§ **PROBLEM DESCRIPTION**: Where the string "label" occurs in a line of the entries below, copy that line.

§ **DATA FOR PROCESSING**:
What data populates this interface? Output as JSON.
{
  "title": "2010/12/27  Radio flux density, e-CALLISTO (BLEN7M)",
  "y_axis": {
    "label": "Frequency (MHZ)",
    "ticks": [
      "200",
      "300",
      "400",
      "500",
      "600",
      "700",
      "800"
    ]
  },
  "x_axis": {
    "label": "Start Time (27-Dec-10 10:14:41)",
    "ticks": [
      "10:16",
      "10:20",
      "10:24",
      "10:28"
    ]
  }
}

§ **EXPECTED ANSWER**:
    "label": "Frequency (MHZ)",
    "label": "Start Time (27-Dec-10 10:14:41)",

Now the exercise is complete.